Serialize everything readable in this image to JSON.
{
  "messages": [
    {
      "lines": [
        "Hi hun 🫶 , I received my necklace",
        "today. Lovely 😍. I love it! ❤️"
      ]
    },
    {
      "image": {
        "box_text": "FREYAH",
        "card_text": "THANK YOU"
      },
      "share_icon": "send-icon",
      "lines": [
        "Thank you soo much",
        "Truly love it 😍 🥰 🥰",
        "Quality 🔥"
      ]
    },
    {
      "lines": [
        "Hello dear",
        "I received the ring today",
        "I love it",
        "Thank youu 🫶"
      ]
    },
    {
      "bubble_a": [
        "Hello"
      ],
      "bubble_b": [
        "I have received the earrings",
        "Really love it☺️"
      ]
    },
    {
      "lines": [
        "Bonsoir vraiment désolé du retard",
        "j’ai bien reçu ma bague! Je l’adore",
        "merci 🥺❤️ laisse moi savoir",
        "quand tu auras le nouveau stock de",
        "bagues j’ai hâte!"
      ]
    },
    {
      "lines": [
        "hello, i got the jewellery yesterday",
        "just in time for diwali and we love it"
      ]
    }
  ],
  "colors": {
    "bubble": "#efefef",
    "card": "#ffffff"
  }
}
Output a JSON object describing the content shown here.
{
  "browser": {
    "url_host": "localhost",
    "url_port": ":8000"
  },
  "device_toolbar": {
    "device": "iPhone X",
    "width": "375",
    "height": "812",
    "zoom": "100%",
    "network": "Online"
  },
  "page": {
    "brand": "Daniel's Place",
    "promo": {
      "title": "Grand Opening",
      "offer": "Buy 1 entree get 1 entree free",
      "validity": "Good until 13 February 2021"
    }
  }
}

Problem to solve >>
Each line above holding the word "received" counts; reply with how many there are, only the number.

Your solution >>
3